“It’s very hard to find any consistency in the current administration’s statements on the use of force or in its action either,” said CUA’s Capizzi, echoing the criticism of a growing number of policymakers on Capitol Hill. “We need to make that case to our politicians: The current foreign policy in that region is a mess.”
Capizzi further emphasized that military intervention should be part of a broader strategy for addressing the threat posed by the jihadist organization, expressing concerns raised by the Holy See and the U.S. bishops, who have called for a U.S.-led effort to respond to the needs of displaced religious minorities.
Archbishop Kurtz called for a special collection “to provide humanitarian relief and pastoral support for our affected brothers and sisters in the Middle East,” to be held the first or second week of September.
“When President Obama announced the plans for U.S. airstrikes, his primary goal was the protection of U.S personnel and facilities in Iraq,” noted Michael Novak, the author and public intellectual who previously served as the U.S. ambassador to the United Nations.
“In fact, the brutality we are facing involves many more than Americans — Iraqi Christians, Yazidis, moderate Muslims and others,” Novak told the Register.
“This is a humanitarian crisis; we need to respond to that.
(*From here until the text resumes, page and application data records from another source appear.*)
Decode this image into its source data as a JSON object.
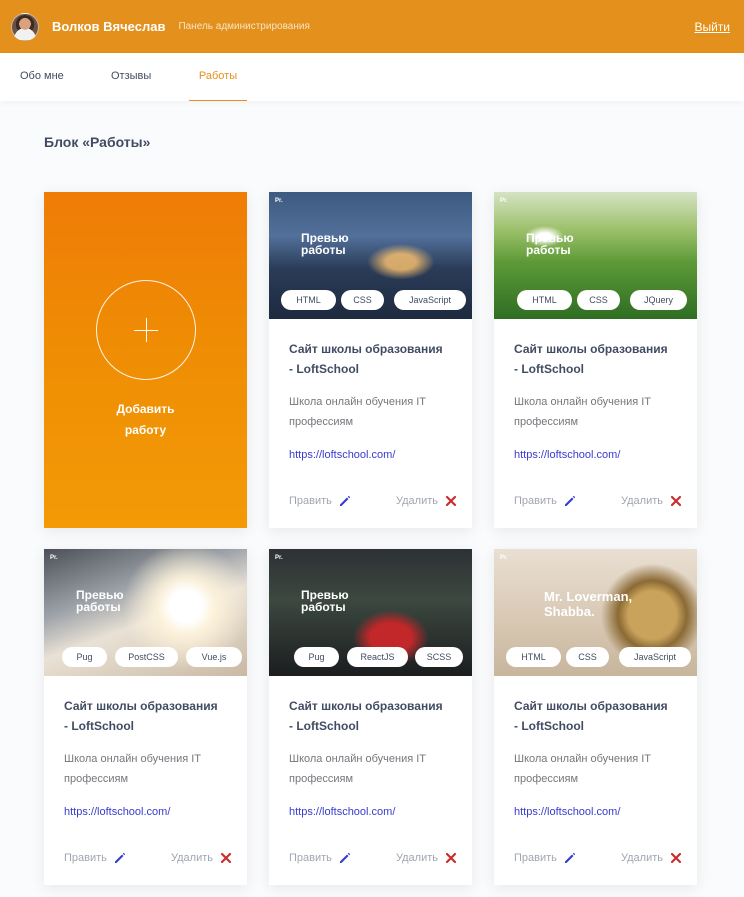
{
  "header": {
    "user_name": "Волков Вячеслав",
    "panel_title": "Панель администрирования",
    "logout": "Выйти",
    "accent_color": "#e3901c"
  },
  "tabs": [
    {
      "label": "Обо мне",
      "active": false
    },
    {
      "label": "Отзывы",
      "active": false
    },
    {
      "label": "Работы",
      "active": true
    }
  ],
  "section": {
    "title": "Блок «Работы»"
  },
  "add_card": {
    "label_line1": "Добавить",
    "label_line2": "работу"
  },
  "works": [
    {
      "preview_title_1": "Превью",
      "preview_title_2": "работы",
      "tags": [
        "HTML",
        "CSS",
        "JavaScript"
      ],
      "title_1": "Сайт школы образования",
      "title_2": "- LoftSchool",
      "desc_1": "Школа онлайн обучения IT",
      "desc_2": "профессиям",
      "link": "https://loftschool.com/",
      "edit": "Править",
      "delete": "Удалить"
    },
    {
      "preview_title_1": "Превью",
      "preview_title_2": "работы",
      "tags": [
        "HTML",
        "CSS",
        "JQuery"
      ],
      "title_1": "Сайт школы образования",
      "title_2": "- LoftSchool",
      "desc_1": "Школа онлайн обучения IT",
      "desc_2": "профессиям",
      "link": "https://loftschool.com/",
      "edit": "Править",
      "delete": "Удалить"
    },
    {
      "preview_title_1": "Превью",
      "preview_title_2": "работы",
      "tags": [
        "Pug",
        "PostCSS",
        "Vue.js"
      ],
      "title_1": "Сайт школы образования",
      "title_2": "- LoftSchool",
      "desc_1": "Школа онлайн обучения IT",
      "desc_2": "профессиям",
      "link": "https://loftschool.com/",
      "edit": "Править",
      "delete": "Удалить"
    },
    {
      "preview_title_1": "Превью",
      "preview_title_2": "работы",
      "tags": [
        "Pug",
        "ReactJS",
        "SCSS"
      ],
      "title_1": "Сайт школы образования",
      "title_2": "- LoftSchool",
      "desc_1": "Школа онлайн обучения IT",
      "desc_2": "профессиям",
      "link": "https://loftschool.com/",
      "edit": "Править",
      "delete": "Удалить"
    },
    {
      "preview_title_1": "Mr. Loverman,",
      "preview_title_2": "Shabba.",
      "tags": [
        "HTML",
        "CSS",
        "JavaScript"
      ],
      "title_1": "Сайт школы образования",
      "title_2": "- LoftSchool",
      "desc_1": "Школа онлайн обучения IT",
      "desc_2": "профессиям",
      "link": "https://loftschool.com/",
      "edit": "Править",
      "delete": "Удалить"
    }
  ],
  "icons": {
    "edit": "pencil-icon",
    "delete": "close-icon",
    "add": "plus-icon"
  },
  "colors": {
    "edit_icon": "#383bcf",
    "delete_icon": "#c92e2e",
    "link": "#383bcf"
  }
}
And the protection of the innocent is the focus of the Pope’s efforts.”
Joan Frawley Desmond is the Register’s senior editor.